Page and application data records:

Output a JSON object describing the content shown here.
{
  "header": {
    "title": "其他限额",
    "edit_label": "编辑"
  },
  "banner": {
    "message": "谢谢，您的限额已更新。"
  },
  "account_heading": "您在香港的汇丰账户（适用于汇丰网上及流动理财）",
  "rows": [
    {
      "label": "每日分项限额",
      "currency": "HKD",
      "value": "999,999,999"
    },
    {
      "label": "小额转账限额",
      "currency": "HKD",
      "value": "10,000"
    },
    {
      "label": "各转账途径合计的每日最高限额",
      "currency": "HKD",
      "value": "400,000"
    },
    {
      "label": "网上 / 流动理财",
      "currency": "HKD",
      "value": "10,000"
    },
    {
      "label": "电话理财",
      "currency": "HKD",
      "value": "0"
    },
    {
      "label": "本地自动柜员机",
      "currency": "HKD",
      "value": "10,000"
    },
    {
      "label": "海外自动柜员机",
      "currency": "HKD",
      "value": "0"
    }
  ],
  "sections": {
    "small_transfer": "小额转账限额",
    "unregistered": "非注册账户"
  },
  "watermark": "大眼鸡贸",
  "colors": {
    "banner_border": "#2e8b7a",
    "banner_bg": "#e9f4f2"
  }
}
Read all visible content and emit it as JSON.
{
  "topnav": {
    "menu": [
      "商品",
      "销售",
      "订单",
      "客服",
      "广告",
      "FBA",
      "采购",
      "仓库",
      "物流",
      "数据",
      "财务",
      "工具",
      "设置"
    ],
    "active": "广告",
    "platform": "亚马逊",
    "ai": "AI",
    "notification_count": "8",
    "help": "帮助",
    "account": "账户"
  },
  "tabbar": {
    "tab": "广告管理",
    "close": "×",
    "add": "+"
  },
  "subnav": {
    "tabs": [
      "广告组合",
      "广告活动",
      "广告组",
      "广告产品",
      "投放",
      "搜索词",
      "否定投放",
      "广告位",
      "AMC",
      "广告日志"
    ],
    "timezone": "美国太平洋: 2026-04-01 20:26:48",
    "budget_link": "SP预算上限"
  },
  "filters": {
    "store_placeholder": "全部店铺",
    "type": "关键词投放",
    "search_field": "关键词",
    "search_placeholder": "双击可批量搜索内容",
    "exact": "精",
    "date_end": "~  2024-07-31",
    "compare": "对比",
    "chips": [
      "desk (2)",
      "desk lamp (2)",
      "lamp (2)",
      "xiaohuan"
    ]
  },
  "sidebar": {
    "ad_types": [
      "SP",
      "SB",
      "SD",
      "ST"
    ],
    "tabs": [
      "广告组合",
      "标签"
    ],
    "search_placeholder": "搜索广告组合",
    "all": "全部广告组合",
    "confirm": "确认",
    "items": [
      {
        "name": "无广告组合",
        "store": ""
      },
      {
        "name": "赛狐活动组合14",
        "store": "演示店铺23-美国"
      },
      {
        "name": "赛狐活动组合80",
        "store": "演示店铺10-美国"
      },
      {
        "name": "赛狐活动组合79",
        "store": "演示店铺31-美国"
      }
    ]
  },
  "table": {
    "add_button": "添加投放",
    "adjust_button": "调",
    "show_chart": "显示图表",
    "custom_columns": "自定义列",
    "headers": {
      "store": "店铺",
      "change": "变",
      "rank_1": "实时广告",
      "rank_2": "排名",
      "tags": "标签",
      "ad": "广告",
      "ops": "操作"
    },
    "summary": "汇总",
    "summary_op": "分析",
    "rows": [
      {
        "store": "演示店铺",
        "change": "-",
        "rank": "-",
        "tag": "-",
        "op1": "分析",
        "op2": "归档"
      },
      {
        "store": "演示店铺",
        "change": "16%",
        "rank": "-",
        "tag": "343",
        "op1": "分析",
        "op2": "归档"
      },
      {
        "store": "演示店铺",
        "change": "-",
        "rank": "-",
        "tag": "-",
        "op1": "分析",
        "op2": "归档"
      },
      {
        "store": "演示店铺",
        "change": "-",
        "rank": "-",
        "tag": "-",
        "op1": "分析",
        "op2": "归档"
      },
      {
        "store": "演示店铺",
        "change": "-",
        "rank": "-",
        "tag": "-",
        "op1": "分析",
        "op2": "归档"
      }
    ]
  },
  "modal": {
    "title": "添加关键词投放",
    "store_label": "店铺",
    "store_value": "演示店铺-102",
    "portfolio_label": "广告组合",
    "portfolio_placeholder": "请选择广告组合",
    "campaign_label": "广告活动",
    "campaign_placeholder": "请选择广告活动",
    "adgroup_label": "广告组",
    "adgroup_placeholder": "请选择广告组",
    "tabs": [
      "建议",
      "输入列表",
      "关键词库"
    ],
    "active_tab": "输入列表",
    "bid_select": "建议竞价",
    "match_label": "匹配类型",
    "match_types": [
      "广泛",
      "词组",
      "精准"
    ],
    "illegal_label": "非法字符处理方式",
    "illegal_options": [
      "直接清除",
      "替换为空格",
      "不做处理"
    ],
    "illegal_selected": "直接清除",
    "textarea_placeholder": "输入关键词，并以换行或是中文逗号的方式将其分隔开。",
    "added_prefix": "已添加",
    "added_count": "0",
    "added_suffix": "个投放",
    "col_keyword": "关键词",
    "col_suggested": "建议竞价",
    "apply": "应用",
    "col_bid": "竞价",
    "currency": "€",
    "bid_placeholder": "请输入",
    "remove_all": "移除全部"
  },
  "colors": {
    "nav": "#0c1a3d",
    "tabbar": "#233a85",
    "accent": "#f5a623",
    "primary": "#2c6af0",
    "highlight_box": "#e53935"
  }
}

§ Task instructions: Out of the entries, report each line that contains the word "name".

§ Output below:
        "name": "无广告组合",
        "name": "赛狐活动组合14",
        "name": "赛狐活动组合80",
        "name": "赛狐活动组合79",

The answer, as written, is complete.